New Backcountry Camping procedures
Reservations for required permits must be obtained through Recreation.gov. Due to the breach at Old Inlet, access to both east and west wilderness camping zones must now be from Davis Park or access points west, and involve a 2½ to 10 mile hike. More »
The National Park Service is mandated to preserve and protect the natural resources in parks for future generations. To meet this challenge, a variety of environmental factors must be considered in all park management actions. The impact on the quality of water, air, geological resources, and a number of ecological, biological, and physical processes is evaluated for all plans, proposals and projects at Fire Island National Seashore.
Fire Island National Seashore preserves critical coastal habitat for many rare and endangered species, as well as migratory corridors for birds, sea turtles and marine mammals. Within its boundaries, the Seashore also protects vital coastal wetlands, essential to water quality, fisheries, and the biological diversity of coastal, nearshore and terrestrial environments.
Many threats to a park's resources, such as air and water pollution or invasive species, often originate outside of park boundaries. Managing most national parks requires a partnership-based, ecosystem-wide approach.
At Fire Island National Seashore—with significant cultural features and landscapes, the presence of 17 vital preexisting communities within park boundaries at one end and a federally designated wilderness area at the other end of the spectrum, all so close to major urban centers, and coupled with conflicting mandates from other land management agencies overseeing the same or neighboring resources—the park managers' ability to arrive at sound decisions can be further complicated.
However, the National Park Service is committed to protect, manage and administer the parks so there is no degradation of the values and purposes for which the area was established.
Did You Know?

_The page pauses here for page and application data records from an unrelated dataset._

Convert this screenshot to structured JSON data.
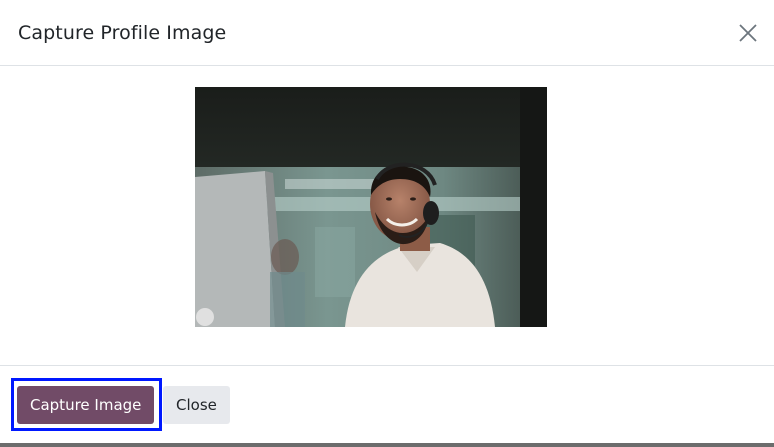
{
  "dialog": {
    "title": "Capture Profile Image",
    "close_icon": "close-x-icon"
  },
  "camera": {
    "feed": "webcam-preview"
  },
  "footer": {
    "capture_label": "Capture Image",
    "close_label": "Close"
  },
  "colors": {
    "primary": "#714b67",
    "secondary": "#e7e9ed",
    "focus": "#0018ff"
  }
}
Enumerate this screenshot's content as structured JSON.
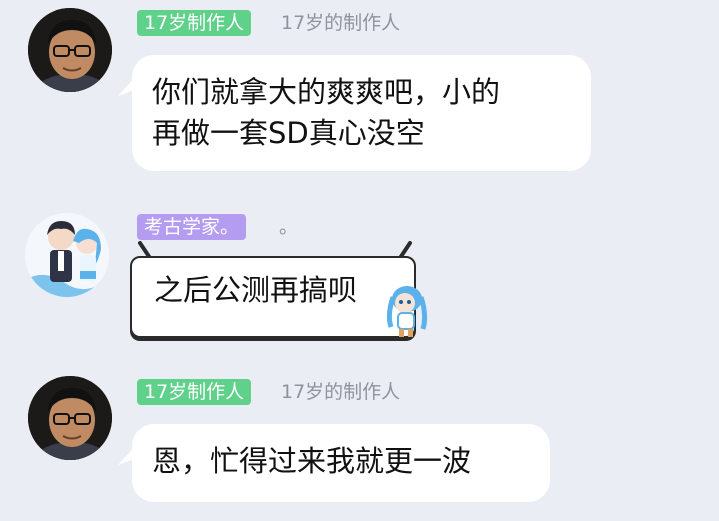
{
  "messages": [
    {
      "badge": "17岁制作人",
      "nickname": "17岁的制作人",
      "avatar": "man-avatar",
      "lines": [
        "你们就拿大的爽爽吧，小的",
        "再做一套SD真心没空"
      ]
    },
    {
      "badge": "考古学家。",
      "nickname": "。",
      "avatar": "anime-couple-avatar",
      "lines": [
        "之后公测再搞呗"
      ]
    },
    {
      "badge": "17岁制作人",
      "nickname": "17岁的制作人",
      "avatar": "man-avatar",
      "lines": [
        "恩，忙得过来我就更一波"
      ]
    }
  ],
  "colors": {
    "background": "#eaedf4",
    "badge_green": "#5fd18a",
    "badge_purple": "#b49cf0",
    "nickname": "#8e939c",
    "bubble": "#ffffff"
  }
}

Seals occasionally bask on Fire Island beaches in winter. Enjoy watching them from a safe distance. Remember to give these wild mammals plenty of room to retreat if you encounter one during your winter hike! More...